Start of DATA IN THIS EXERCISE

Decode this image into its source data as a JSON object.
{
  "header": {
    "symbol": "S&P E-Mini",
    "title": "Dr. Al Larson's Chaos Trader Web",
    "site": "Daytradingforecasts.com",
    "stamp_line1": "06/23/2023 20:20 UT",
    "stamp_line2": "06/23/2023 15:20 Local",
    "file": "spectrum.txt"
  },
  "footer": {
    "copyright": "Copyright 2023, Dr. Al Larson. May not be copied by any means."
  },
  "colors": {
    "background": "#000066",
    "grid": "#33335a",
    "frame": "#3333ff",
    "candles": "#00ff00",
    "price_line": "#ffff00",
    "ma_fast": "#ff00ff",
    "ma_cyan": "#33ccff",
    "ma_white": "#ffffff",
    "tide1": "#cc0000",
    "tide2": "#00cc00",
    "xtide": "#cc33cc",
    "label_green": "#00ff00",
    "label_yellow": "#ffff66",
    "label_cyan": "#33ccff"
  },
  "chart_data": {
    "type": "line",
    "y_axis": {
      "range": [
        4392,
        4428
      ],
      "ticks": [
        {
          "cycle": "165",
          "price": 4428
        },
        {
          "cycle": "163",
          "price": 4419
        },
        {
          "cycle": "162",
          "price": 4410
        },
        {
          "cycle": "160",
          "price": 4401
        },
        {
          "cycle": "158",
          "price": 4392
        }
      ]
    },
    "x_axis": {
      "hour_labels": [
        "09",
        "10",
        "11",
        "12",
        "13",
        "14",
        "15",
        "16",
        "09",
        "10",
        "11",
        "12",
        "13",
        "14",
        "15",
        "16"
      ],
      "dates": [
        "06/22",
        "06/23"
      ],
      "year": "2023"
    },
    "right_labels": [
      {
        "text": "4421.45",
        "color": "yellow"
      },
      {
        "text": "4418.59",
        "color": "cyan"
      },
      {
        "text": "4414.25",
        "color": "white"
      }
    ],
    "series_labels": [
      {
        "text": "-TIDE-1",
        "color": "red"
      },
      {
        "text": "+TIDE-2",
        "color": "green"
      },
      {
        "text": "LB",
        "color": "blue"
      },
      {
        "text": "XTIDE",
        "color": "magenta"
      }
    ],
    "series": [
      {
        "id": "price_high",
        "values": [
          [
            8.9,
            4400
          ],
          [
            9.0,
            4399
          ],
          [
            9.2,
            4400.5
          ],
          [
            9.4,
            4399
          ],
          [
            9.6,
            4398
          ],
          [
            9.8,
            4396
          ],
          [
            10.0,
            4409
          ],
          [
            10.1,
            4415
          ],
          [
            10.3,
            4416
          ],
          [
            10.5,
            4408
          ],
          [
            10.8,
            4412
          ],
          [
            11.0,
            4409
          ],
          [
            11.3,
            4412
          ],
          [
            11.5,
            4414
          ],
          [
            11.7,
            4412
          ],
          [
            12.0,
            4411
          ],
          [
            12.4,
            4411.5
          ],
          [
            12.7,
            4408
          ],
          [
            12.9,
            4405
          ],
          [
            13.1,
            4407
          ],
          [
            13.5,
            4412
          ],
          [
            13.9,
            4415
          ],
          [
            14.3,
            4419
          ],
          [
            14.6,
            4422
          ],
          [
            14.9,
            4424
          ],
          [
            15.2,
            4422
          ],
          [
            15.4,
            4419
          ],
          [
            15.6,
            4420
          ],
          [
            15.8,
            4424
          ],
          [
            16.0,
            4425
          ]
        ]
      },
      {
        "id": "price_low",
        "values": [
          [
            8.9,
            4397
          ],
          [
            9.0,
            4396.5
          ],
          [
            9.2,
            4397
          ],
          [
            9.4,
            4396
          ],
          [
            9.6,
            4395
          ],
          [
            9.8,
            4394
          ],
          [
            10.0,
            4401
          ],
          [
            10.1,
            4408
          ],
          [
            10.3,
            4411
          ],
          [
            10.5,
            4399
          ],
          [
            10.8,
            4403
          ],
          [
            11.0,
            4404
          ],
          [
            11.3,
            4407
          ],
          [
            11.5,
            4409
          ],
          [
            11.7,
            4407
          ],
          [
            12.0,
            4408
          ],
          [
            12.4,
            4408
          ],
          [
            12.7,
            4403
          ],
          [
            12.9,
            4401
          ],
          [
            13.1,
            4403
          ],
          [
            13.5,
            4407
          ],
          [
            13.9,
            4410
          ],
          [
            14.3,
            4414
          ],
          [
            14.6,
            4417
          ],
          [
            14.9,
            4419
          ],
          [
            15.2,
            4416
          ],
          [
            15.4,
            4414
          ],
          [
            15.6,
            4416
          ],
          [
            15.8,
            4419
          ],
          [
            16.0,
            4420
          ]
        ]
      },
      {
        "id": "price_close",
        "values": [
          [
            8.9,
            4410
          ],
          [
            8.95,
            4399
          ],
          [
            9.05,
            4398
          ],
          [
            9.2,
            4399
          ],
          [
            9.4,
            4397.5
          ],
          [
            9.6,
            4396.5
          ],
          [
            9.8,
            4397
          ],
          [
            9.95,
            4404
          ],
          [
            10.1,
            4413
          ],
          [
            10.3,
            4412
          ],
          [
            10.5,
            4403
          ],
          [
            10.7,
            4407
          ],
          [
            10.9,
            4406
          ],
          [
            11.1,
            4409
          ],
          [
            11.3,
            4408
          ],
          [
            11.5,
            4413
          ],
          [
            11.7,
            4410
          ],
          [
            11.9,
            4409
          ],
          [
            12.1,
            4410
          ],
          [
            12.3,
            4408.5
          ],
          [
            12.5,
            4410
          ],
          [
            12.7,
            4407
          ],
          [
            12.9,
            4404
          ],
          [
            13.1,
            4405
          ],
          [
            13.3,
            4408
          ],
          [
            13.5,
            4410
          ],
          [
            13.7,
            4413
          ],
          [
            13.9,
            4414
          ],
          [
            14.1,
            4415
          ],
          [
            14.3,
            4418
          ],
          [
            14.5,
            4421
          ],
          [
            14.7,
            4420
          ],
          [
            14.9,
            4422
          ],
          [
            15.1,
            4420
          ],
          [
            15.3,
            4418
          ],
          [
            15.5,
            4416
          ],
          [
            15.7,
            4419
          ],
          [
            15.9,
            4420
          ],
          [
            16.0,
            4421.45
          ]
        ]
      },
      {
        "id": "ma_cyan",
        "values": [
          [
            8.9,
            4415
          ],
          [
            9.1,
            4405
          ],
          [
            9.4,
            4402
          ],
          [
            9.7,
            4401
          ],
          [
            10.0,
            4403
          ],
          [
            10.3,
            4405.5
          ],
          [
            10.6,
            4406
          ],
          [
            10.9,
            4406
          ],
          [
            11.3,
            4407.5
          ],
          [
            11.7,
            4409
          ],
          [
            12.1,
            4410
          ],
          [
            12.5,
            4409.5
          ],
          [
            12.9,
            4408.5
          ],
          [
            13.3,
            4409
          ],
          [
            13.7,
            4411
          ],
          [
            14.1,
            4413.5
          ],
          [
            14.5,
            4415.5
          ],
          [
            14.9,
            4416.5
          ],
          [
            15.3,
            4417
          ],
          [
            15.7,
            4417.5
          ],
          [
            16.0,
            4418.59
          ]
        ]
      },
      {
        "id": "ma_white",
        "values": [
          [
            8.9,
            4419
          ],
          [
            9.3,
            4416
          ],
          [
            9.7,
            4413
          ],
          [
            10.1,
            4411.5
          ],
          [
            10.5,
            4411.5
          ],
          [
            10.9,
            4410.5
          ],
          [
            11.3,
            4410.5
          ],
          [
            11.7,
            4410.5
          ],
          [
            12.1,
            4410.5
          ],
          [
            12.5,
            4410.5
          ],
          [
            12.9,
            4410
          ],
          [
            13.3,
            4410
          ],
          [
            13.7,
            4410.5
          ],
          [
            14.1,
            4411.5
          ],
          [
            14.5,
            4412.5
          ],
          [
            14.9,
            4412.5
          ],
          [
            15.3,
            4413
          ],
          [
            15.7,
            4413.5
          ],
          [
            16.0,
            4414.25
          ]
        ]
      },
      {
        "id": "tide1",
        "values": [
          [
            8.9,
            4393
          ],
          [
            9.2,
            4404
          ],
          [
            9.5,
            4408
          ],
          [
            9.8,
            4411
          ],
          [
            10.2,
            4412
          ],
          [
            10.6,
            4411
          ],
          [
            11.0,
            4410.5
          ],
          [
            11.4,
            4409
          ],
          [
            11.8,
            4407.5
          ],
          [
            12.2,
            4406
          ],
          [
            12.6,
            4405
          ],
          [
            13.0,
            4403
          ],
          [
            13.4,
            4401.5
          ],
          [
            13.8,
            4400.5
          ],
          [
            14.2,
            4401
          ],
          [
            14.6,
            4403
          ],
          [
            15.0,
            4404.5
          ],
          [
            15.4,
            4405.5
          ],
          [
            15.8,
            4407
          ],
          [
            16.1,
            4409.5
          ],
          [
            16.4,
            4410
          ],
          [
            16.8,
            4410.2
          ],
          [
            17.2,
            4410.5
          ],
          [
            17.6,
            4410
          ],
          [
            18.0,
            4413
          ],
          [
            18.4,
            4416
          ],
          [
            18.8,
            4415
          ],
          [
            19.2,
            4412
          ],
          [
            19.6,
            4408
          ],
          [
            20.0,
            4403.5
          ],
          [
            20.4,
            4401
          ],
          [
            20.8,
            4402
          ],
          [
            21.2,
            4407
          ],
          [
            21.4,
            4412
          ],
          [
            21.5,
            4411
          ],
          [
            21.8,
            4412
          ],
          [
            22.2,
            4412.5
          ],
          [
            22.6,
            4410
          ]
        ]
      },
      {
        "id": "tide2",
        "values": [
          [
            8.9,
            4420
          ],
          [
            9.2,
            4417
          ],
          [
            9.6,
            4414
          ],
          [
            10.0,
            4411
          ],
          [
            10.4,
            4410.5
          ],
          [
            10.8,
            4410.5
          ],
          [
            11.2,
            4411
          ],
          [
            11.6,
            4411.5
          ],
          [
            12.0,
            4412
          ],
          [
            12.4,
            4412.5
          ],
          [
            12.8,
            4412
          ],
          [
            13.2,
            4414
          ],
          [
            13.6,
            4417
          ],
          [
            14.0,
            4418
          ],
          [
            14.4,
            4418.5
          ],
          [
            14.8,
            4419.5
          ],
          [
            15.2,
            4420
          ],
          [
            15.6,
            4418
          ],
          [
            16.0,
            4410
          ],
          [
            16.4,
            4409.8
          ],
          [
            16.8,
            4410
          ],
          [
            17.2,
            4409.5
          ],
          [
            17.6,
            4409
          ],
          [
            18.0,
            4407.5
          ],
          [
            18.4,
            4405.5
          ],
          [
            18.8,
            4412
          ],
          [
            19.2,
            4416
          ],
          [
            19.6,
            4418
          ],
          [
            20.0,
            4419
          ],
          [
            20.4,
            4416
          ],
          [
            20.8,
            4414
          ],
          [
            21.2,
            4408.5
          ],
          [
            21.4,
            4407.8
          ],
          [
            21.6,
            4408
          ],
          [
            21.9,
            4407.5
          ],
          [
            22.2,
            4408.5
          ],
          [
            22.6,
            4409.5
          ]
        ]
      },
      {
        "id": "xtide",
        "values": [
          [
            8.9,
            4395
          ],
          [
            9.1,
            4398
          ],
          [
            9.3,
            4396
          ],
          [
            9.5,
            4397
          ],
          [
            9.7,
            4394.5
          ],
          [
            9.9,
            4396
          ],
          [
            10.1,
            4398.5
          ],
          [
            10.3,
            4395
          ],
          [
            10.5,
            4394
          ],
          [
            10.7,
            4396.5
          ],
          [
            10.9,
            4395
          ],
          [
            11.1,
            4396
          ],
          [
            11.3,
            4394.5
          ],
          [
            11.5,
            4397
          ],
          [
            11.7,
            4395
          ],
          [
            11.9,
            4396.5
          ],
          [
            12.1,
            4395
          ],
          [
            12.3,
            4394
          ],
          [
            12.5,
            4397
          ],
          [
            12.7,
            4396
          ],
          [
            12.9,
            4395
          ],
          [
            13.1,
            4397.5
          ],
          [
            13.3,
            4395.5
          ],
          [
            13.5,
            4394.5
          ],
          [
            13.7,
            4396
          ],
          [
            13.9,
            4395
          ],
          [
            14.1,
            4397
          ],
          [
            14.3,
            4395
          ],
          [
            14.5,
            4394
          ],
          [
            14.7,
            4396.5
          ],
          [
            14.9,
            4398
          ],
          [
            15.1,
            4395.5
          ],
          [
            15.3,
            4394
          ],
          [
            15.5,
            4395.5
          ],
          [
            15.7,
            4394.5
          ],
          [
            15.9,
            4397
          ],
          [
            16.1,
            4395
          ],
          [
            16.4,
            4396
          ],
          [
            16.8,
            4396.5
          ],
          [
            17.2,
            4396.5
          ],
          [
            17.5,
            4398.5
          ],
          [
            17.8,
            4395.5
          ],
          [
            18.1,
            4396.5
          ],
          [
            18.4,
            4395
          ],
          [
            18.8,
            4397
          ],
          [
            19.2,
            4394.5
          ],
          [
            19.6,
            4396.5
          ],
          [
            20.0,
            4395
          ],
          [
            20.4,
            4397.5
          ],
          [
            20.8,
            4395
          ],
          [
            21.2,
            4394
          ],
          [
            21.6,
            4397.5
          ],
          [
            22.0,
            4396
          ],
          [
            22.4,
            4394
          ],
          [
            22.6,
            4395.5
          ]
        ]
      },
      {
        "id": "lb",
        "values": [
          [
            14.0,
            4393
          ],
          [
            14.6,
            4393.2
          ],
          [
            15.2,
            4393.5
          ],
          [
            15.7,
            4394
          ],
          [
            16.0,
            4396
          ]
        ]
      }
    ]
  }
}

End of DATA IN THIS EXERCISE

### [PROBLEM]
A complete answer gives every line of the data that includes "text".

### [ANSWER FOR THIS EXERCISE]
        "text": "4421.45",
        "text": "4418.59",
        "text": "4414.25",
        "text": "-TIDE-1",
        "text": "+TIDE-2",
        "text": "LB",
        "text": "XTIDE",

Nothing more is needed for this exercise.